* **WHAT IS BEING ASKED**
Each record that follows should be repeated exactly, minus any images.

BEGIN DATA LISTING

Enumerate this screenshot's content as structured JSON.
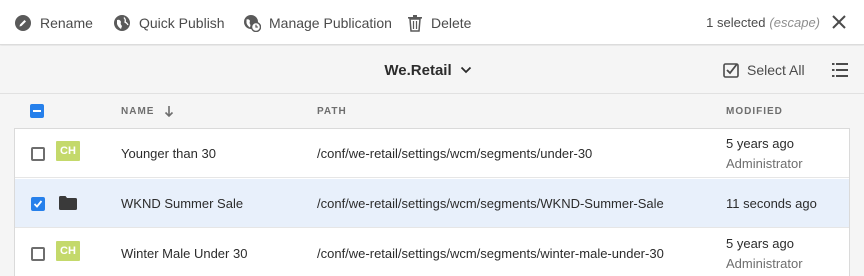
{
  "actions": {
    "rename": "Rename",
    "quick_publish": "Quick Publish",
    "manage_publication": "Manage Publication",
    "delete": "Delete"
  },
  "selection": {
    "count_text": "1 selected",
    "escape_hint": "(escape)"
  },
  "titlebar": {
    "title": "We.Retail",
    "select_all": "Select All"
  },
  "columns": {
    "name": "NAME",
    "path": "PATH",
    "modified": "MODIFIED"
  },
  "rows": [
    {
      "name": "Younger than 30",
      "path": "/conf/we-retail/settings/wcm/segments/under-30",
      "modified": "5 years ago",
      "modified_by": "Administrator",
      "thumb": "CH",
      "selected": false
    },
    {
      "name": "WKND Summer Sale",
      "path": "/conf/we-retail/settings/wcm/segments/WKND-Summer-Sale",
      "modified": "11 seconds ago",
      "modified_by": "",
      "thumb": "folder-icon",
      "selected": true
    },
    {
      "name": "Winter Male Under 30",
      "path": "/conf/we-retail/settings/wcm/segments/winter-male-under-30",
      "modified": "5 years ago",
      "modified_by": "Administrator",
      "thumb": "CH",
      "selected": false
    }
  ],
  "colors": {
    "accent": "#2680eb",
    "selected_row": "#e8f0fb",
    "thumb": "#c4d96b"
  }
}
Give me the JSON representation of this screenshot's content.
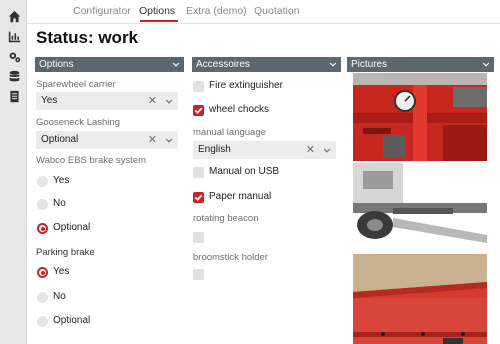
{
  "sidebar": {
    "icons": [
      "home-icon",
      "dashboard-icon",
      "settings-icon",
      "database-icon",
      "document-icon"
    ]
  },
  "tabs": [
    {
      "label": "Configurator",
      "active": false
    },
    {
      "label": "Options",
      "active": true
    },
    {
      "label": "Extra (demo)",
      "active": false
    },
    {
      "label": "Quotation",
      "active": false
    }
  ],
  "page_title": "Status: work",
  "options": {
    "header": "Options",
    "sparewheel": {
      "label": "Sparewheel carrier",
      "value": "Yes"
    },
    "gooseneck": {
      "label": "Gooseneck Lashing",
      "value": "Optional"
    },
    "wabco": {
      "label": "Wabco EBS brake system",
      "options": [
        "Yes",
        "No",
        "Optional"
      ],
      "selected": "Optional"
    },
    "parking": {
      "label": "Parking brake",
      "options": [
        "Yes",
        "No",
        "Optional"
      ],
      "selected": "Yes"
    }
  },
  "accessoires": {
    "header": "Accessoires",
    "fire_extinguisher": {
      "label": "Fire extinguisher",
      "checked": false
    },
    "wheel_chocks": {
      "label": "wheel chocks",
      "checked": true
    },
    "manual_language": {
      "label": "manual language",
      "value": "English"
    },
    "manual_usb": {
      "label": "Manual on USB",
      "checked": false
    },
    "paper_manual": {
      "label": "Paper manual",
      "checked": true
    },
    "rotating_beacon": {
      "label": "rotating beacon",
      "checked": false
    },
    "broomstick_holder": {
      "label": "broomstick holder",
      "checked": false
    }
  },
  "pictures": {
    "header": "Pictures"
  },
  "colors": {
    "accent": "#c8232c",
    "header_bg": "#5b6870",
    "sidebar_bg": "#e7e7e7"
  }
}
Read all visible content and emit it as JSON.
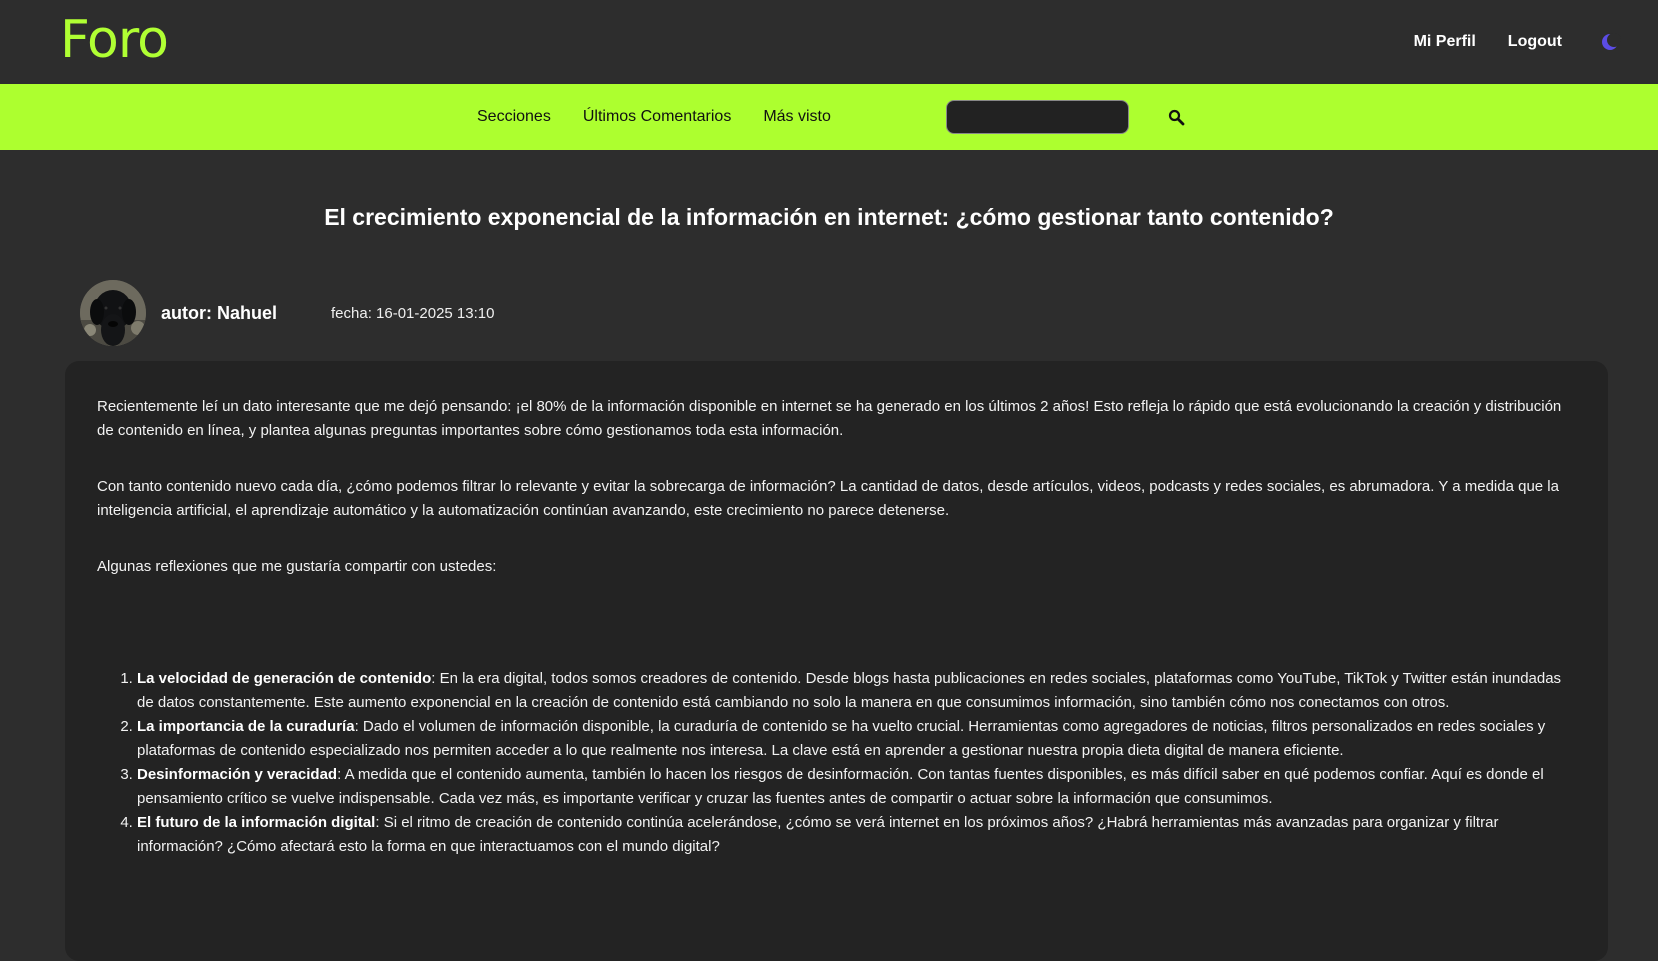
{
  "header": {
    "logo": "Foro",
    "links": {
      "profile": "Mi Perfil",
      "logout": "Logout"
    }
  },
  "nav": {
    "items": [
      "Secciones",
      "Últimos Comentarios",
      "Más visto"
    ],
    "search_placeholder": ""
  },
  "post": {
    "title": "El crecimiento exponencial de la información en internet: ¿cómo gestionar tanto contenido?",
    "author": "autor: Nahuel",
    "date": "fecha: 16-01-2025 13:10",
    "paragraphs": [
      "Recientemente leí un dato interesante que me dejó pensando: ¡el 80% de la información disponible en internet se ha generado en los últimos 2 años! Esto refleja lo rápido que está evolucionando la creación y distribución de contenido en línea, y plantea algunas preguntas importantes sobre cómo gestionamos toda esta información.",
      "Con tanto contenido nuevo cada día, ¿cómo podemos filtrar lo relevante y evitar la sobrecarga de información? La cantidad de datos, desde artículos, videos, podcasts y redes sociales, es abrumadora. Y a medida que la inteligencia artificial, el aprendizaje automático y la automatización continúan avanzando, este crecimiento no parece detenerse.",
      "Algunas reflexiones que me gustaría compartir con ustedes:"
    ],
    "list": [
      {
        "title": "La velocidad de generación de contenido",
        "text": ": En la era digital, todos somos creadores de contenido. Desde blogs hasta publicaciones en redes sociales, plataformas como YouTube, TikTok y Twitter están inundadas de datos constantemente. Este aumento exponencial en la creación de contenido está cambiando no solo la manera en que consumimos información, sino también cómo nos conectamos con otros."
      },
      {
        "title": "La importancia de la curaduría",
        "text": ": Dado el volumen de información disponible, la curaduría de contenido se ha vuelto crucial. Herramientas como agregadores de noticias, filtros personalizados en redes sociales y plataformas de contenido especializado nos permiten acceder a lo que realmente nos interesa. La clave está en aprender a gestionar nuestra propia dieta digital de manera eficiente."
      },
      {
        "title": "Desinformación y veracidad",
        "text": ": A medida que el contenido aumenta, también lo hacen los riesgos de desinformación. Con tantas fuentes disponibles, es más difícil saber en qué podemos confiar. Aquí es donde el pensamiento crítico se vuelve indispensable. Cada vez más, es importante verificar y cruzar las fuentes antes de compartir o actuar sobre la información que consumimos."
      },
      {
        "title": "El futuro de la información digital",
        "text": ": Si el ritmo de creación de contenido continúa acelerándose, ¿cómo se verá internet en los próximos años? ¿Habrá herramientas más avanzadas para organizar y filtrar información? ¿Cómo afectará esto la forma en que interactuamos con el mundo digital?"
      }
    ]
  },
  "colors": {
    "accent": "#adff2f",
    "logo": "#b0ff33",
    "background": "#2d2d2d",
    "card": "#232323",
    "moon": "#5b4ce6"
  },
  "icons": {
    "search": "search-icon",
    "theme": "moon-icon"
  }
}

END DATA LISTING

* **ANSWER TO THIS PROBLEM**
Enumerate this screenshot's content as structured JSON.
{
  "actions": {
    "rename": "Rename",
    "quick_publish": "Quick Publish",
    "manage_publication": "Manage Publication",
    "delete": "Delete"
  },
  "selection": {
    "count_text": "1 selected",
    "escape_hint": "(escape)"
  },
  "titlebar": {
    "title": "We.Retail",
    "select_all": "Select All"
  },
  "columns": {
    "name": "NAME",
    "path": "PATH",
    "modified": "MODIFIED"
  },
  "rows": [
    {
      "name": "Younger than 30",
      "path": "/conf/we-retail/settings/wcm/segments/under-30",
      "modified": "5 years ago",
      "modified_by": "Administrator",
      "thumb": "CH",
      "selected": false
    },
    {
      "name": "WKND Summer Sale",
      "path": "/conf/we-retail/settings/wcm/segments/WKND-Summer-Sale",
      "modified": "11 seconds ago",
      "modified_by": "",
      "thumb": "folder-icon",
      "selected": true
    },
    {
      "name": "Winter Male Under 30",
      "path": "/conf/we-retail/settings/wcm/segments/winter-male-under-30",
      "modified": "5 years ago",
      "modified_by": "Administrator",
      "thumb": "CH",
      "selected": false
    }
  ],
  "colors": {
    "accent": "#2680eb",
    "selected_row": "#e8f0fb",
    "thumb": "#c4d96b"
  }
}
Give me the JSON representation of this screenshot's content.
{
  "sidebar": {
    "icons": [
      "home-icon",
      "dashboard-icon",
      "settings-icon",
      "database-icon",
      "document-icon"
    ]
  },
  "tabs": [
    {
      "label": "Configurator",
      "active": false
    },
    {
      "label": "Options",
      "active": true
    },
    {
      "label": "Extra (demo)",
      "active": false
    },
    {
      "label": "Quotation",
      "active": false
    }
  ],
  "page_title": "Status: work",
  "options": {
    "header": "Options",
    "sparewheel": {
      "label": "Sparewheel carrier",
      "value": "Yes"
    },
    "gooseneck": {
      "label": "Gooseneck Lashing",
      "value": "Optional"
    },
    "wabco": {
      "label": "Wabco EBS brake system",
      "options": [
        "Yes",
        "No",
        "Optional"
      ],
      "selected": "Optional"
    },
    "parking": {
      "label": "Parking brake",
      "options": [
        "Yes",
        "No",
        "Optional"
      ],
      "selected": "Yes"
    }
  },
  "accessoires": {
    "header": "Accessoires",
    "fire_extinguisher": {
      "label": "Fire extinguisher",
      "checked": false
    },
    "wheel_chocks": {
      "label": "wheel chocks",
      "checked": true
    },
    "manual_language": {
      "label": "manual language",
      "value": "English"
    },
    "manual_usb": {
      "label": "Manual on USB",
      "checked": false
    },
    "paper_manual": {
      "label": "Paper manual",
      "checked": true
    },
    "rotating_beacon": {
      "label": "rotating beacon",
      "checked": false
    },
    "broomstick_holder": {
      "label": "broomstick holder",
      "checked": false
    }
  },
  "pictures": {
    "header": "Pictures"
  },
  "colors": {
    "accent": "#c8232c",
    "header_bg": "#5b6870",
    "sidebar_bg": "#e7e7e7"
  }
}
Read all visible content and emit it as JSON.
{
  "header": {
    "logo": "Foro",
    "links": {
      "profile": "Mi Perfil",
      "logout": "Logout"
    }
  },
  "nav": {
    "items": [
      "Secciones",
      "Últimos Comentarios",
      "Más visto"
    ],
    "search_placeholder": ""
  },
  "post": {
    "title": "El crecimiento exponencial de la información en internet: ¿cómo gestionar tanto contenido?",
    "author": "autor: Nahuel",
    "date": "fecha: 16-01-2025 13:10",
    "paragraphs": [
      "Recientemente leí un dato interesante que me dejó pensando: ¡el 80% de la información disponible en internet se ha generado en los últimos 2 años! Esto refleja lo rápido que está evolucionando la creación y distribución de contenido en línea, y plantea algunas preguntas importantes sobre cómo gestionamos toda esta información.",
      "Con tanto contenido nuevo cada día, ¿cómo podemos filtrar lo relevante y evitar la sobrecarga de información? La cantidad de datos, desde artículos, videos, podcasts y redes sociales, es abrumadora. Y a medida que la inteligencia artificial, el aprendizaje automático y la automatización continúan avanzando, este crecimiento no parece detenerse.",
      "Algunas reflexiones que me gustaría compartir con ustedes:"
    ],
    "list": [
      {
        "title": "La velocidad de generación de contenido",
        "text": ": En la era digital, todos somos creadores de contenido. Desde blogs hasta publicaciones en redes sociales, plataformas como YouTube, TikTok y Twitter están inundadas de datos constantemente. Este aumento exponencial en la creación de contenido está cambiando no solo la manera en que consumimos información, sino también cómo nos conectamos con otros."
      },
      {
        "title": "La importancia de la curaduría",
        "text": ": Dado el volumen de información disponible, la curaduría de contenido se ha vuelto crucial. Herramientas como agregadores de noticias, filtros personalizados en redes sociales y plataformas de contenido especializado nos permiten acceder a lo que realmente nos interesa. La clave está en aprender a gestionar nuestra propia dieta digital de manera eficiente."
      },
      {
        "title": "Desinformación y veracidad",
        "text": ": A medida que el contenido aumenta, también lo hacen los riesgos de desinformación. Con tantas fuentes disponibles, es más difícil saber en qué podemos confiar. Aquí es donde el pensamiento crítico se vuelve indispensable. Cada vez más, es importante verificar y cruzar las fuentes antes de compartir o actuar sobre la información que consumimos."
      },
      {
        "title": "El futuro de la información digital",
        "text": ": Si el ritmo de creación de contenido continúa acelerándose, ¿cómo se verá internet en los próximos años? ¿Habrá herramientas más avanzadas para organizar y filtrar información? ¿Cómo afectará esto la forma en que interactuamos con el mundo digital?"
      }
    ]
  },
  "colors": {
    "accent": "#adff2f",
    "logo": "#b0ff33",
    "background": "#2d2d2d",
    "card": "#232323",
    "moon": "#5b4ce6"
  },
  "icons": {
    "search": "search-icon",
    "theme": "moon-icon"
  }
}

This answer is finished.